Richardson will serve Japanese Gyokuro Green Tea for the audience, using a cold steeping process. “When asked if they could have a choice of teas, and they could afford it,” he says, “people in Japan would choose this rare tea.” Later this month,  he will travel to Kyushu, the southwestern most of Japan’s main islands, where gyokuro tea is painstakingly cultivated. The process includes keeping the plants in 90 percent shade for the final 20 days prior to harvest. This technique insures a high concentration of chlorophyll, resulting in the tea’s emerald green leaves.

From 1990 until 2004, Shelley and Bruce Richardson  operated a tea room at Elmwood Inn in Perryville, Kentucky, which developed an international reputation as one of America’s favorite locations for a traditional afternoon tea. The couple chronicled their life in tea through numerous books and eventually launched their tea importing and wholesale packaging company, Elmwood Inn Fine Teas, located in downtown Danville.

Their publishing house, Benjamin Press, has become  one of the largest publishers of tea books in America. One of their most important publications is Okakura Kakuzo’s 1906 work, The Book of Tea, which Richardson illustrated and expanded in 2011. A classic book for any tea or art library, it is widely regarded as one of the twentieth century’s most influential books on art, beauty, and simplicity—all steeped in the world’s communal cup of tea. 
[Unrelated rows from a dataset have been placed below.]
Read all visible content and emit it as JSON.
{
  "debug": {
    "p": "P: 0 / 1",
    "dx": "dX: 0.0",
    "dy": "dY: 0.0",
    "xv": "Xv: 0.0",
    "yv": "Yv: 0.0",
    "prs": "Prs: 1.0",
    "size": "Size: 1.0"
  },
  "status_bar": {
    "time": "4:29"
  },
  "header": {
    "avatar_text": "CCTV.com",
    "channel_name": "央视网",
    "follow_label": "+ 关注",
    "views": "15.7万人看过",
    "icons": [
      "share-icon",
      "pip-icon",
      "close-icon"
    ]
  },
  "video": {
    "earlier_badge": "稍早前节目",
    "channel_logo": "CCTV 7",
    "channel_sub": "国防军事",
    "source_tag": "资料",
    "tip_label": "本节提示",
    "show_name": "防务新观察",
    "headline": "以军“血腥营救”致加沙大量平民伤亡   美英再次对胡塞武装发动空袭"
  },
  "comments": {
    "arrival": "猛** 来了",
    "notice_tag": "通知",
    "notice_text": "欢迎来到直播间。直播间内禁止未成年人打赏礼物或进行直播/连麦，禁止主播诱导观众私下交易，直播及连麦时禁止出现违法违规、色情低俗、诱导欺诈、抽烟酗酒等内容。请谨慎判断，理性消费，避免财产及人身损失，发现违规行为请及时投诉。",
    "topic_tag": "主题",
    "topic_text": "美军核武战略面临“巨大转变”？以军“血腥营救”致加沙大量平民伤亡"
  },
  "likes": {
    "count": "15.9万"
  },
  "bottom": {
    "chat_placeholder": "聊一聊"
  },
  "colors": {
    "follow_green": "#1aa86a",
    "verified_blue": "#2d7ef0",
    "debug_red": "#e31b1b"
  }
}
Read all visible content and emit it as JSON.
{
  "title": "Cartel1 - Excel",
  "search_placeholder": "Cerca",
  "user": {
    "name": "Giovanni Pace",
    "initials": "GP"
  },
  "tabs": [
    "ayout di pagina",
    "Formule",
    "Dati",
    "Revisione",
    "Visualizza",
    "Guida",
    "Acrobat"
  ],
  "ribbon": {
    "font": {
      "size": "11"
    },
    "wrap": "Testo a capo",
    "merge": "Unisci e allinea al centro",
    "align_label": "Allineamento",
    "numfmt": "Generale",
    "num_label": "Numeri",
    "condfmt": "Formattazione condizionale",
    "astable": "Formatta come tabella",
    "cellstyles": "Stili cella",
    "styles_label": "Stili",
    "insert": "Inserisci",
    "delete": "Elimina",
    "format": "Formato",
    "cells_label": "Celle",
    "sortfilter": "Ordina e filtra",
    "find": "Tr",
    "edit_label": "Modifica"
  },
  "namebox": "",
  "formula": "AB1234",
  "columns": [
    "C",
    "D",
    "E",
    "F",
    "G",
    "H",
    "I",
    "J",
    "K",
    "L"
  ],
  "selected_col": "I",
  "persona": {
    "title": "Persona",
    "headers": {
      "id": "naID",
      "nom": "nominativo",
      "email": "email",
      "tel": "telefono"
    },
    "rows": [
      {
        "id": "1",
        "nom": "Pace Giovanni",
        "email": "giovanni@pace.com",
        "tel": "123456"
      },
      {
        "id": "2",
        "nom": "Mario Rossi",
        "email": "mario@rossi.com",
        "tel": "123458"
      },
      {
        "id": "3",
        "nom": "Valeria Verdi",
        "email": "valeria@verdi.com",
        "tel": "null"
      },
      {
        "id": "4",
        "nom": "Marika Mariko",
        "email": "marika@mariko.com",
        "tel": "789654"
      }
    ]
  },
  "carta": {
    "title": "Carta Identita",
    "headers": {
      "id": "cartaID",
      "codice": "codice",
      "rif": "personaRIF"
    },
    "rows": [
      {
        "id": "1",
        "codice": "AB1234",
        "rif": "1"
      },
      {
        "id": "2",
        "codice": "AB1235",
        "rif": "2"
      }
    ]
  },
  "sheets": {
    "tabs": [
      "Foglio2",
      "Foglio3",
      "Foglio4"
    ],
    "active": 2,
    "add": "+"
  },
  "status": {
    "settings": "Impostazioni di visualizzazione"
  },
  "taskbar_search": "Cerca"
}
Richardson is a native Kentuckian, author, photographer, tea blender, and frequent guest speaker at tea events across the globe. He has numerous appearances on television and radio talk shows and is in demand as a guest speaker presenting at professional seminars including China’s Global Tea Fair. He has been a contributing source for articles found in Slate Magazine, MTV, CNN, The Smithsonian, National Geographic, Wall Street Journal, USA Today, and BBC.

A recognized tea historian, Richardson serves as Tea Master for the Boston Tea Party Ships & Museum and  is a contributing editor for TeaTime magazine. He has lectured at The Georgia O’Keeffe Museum, Winterthur Museum, Monticello, Centre College, University of Kentucky School of Fine Arts, Japanese-American Society of Kentucky, Yamaguchi Prefecture University, and the Confucius Institute.

Sign language interpretation is available for this event upon request. Contact Niki Kinkade at (859) 236 – 4054.


Lunch with the Arts

Featuring Bruce Richardson

Noon – 1 p.m. Wednesday,

March 13 at CAC

$5 per person at the door